The answer must be every line from the listing that holds the string "General".

__DATASET RECORDS__:
***

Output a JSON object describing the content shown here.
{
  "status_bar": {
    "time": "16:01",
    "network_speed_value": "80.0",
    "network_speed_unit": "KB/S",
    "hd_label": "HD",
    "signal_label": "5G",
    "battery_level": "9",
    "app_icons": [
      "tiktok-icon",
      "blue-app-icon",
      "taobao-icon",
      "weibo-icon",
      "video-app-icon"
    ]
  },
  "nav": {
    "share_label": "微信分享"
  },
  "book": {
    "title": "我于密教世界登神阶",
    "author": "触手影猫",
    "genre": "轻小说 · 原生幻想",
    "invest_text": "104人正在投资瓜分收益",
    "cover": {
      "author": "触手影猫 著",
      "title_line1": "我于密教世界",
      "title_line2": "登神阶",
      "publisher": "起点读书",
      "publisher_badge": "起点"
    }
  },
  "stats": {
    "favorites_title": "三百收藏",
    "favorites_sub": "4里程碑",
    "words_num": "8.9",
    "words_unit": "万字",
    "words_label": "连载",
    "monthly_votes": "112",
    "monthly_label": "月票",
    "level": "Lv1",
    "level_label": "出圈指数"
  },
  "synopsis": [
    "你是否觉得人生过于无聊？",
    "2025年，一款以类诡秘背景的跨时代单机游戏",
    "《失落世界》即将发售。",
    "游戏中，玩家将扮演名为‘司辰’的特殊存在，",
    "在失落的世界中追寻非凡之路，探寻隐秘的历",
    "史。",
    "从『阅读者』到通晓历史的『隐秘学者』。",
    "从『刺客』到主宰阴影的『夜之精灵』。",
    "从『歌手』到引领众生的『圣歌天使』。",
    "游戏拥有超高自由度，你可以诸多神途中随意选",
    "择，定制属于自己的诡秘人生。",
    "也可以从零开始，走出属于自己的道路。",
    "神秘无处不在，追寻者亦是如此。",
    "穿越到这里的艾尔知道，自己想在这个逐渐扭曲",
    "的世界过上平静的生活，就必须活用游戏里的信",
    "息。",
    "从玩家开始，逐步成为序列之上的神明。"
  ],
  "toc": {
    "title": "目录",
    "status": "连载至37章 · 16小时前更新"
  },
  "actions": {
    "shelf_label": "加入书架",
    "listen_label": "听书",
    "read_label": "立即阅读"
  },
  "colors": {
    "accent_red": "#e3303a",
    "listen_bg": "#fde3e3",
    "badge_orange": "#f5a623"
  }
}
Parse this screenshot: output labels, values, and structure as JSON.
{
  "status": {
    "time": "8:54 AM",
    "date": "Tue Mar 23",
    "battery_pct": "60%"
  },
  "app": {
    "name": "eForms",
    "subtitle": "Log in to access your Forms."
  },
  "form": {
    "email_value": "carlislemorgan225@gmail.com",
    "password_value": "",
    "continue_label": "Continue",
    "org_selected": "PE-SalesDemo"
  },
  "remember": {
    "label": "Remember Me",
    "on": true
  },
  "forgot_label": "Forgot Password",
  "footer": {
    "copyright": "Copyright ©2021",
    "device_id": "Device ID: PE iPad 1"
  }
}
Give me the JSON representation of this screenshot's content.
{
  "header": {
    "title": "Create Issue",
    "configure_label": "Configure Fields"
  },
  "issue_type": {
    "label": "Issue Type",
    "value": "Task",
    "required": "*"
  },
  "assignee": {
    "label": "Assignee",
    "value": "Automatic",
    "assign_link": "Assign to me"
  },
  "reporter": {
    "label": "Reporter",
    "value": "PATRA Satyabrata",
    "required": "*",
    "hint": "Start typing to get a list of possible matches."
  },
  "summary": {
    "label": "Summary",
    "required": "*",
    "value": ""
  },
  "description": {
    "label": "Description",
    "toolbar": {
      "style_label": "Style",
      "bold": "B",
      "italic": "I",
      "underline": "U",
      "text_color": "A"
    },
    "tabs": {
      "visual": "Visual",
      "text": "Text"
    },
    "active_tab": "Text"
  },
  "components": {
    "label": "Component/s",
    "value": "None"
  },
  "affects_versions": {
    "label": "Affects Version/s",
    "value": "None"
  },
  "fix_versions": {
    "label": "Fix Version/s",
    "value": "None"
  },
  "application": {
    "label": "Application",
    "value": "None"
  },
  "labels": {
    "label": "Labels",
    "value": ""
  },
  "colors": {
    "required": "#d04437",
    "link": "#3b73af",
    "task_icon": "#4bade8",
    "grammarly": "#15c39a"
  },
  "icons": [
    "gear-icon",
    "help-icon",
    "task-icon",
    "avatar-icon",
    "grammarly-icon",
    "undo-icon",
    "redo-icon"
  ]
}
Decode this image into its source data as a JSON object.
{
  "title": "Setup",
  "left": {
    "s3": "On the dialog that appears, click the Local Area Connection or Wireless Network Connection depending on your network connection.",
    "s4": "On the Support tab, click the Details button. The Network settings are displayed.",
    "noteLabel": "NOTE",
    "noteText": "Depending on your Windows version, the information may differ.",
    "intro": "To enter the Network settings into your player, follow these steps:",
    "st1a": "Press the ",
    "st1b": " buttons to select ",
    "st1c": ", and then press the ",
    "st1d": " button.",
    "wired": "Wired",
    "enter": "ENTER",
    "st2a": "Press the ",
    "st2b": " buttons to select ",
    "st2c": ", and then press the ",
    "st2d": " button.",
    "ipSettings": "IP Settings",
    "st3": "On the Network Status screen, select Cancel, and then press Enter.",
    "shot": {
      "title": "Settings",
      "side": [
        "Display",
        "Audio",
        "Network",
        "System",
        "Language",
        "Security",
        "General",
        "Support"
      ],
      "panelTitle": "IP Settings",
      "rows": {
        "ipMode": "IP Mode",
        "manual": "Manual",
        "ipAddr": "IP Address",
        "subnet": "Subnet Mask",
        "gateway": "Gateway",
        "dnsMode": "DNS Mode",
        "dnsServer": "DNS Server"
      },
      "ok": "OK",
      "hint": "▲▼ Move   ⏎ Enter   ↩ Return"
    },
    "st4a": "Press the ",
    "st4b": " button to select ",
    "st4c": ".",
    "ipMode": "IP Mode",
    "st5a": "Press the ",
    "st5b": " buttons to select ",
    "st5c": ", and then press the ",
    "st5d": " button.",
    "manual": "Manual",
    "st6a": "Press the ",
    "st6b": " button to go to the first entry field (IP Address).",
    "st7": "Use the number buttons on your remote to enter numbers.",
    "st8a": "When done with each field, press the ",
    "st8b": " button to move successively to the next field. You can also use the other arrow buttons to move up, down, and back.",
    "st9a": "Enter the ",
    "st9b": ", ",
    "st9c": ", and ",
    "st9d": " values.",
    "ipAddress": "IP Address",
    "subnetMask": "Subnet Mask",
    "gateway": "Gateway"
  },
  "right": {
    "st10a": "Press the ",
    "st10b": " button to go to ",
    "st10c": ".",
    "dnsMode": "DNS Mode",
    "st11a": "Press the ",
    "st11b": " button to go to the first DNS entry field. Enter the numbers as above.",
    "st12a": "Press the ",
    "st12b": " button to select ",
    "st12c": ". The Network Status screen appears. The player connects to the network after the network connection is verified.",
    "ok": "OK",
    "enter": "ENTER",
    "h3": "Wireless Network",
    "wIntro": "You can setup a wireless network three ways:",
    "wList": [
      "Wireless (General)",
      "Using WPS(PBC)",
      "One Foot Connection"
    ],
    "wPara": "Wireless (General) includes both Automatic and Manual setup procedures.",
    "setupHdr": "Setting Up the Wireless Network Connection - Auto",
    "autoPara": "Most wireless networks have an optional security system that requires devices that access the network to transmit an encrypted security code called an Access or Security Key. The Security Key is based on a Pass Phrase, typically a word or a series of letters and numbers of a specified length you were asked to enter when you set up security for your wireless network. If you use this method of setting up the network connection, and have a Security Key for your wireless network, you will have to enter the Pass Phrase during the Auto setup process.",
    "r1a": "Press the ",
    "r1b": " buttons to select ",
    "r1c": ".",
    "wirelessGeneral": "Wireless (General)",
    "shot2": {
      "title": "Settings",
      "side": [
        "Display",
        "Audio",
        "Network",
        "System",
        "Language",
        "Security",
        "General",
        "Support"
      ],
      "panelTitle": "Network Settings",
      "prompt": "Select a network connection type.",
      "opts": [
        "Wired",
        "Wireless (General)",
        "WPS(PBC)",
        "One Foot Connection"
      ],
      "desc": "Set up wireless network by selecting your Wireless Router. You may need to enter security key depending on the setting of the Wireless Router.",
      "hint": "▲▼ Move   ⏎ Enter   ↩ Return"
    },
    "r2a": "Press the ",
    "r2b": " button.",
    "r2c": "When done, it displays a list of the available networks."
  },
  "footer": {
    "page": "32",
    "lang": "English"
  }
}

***

__EXERCISE ANSWER__:
        "General",
      "Wireless (General)",
    "wPara": "Wireless (General) includes both Automatic and Manual setup procedures.",
    "wirelessGeneral": "Wireless (General)",
        "General",
        "Wireless (General)",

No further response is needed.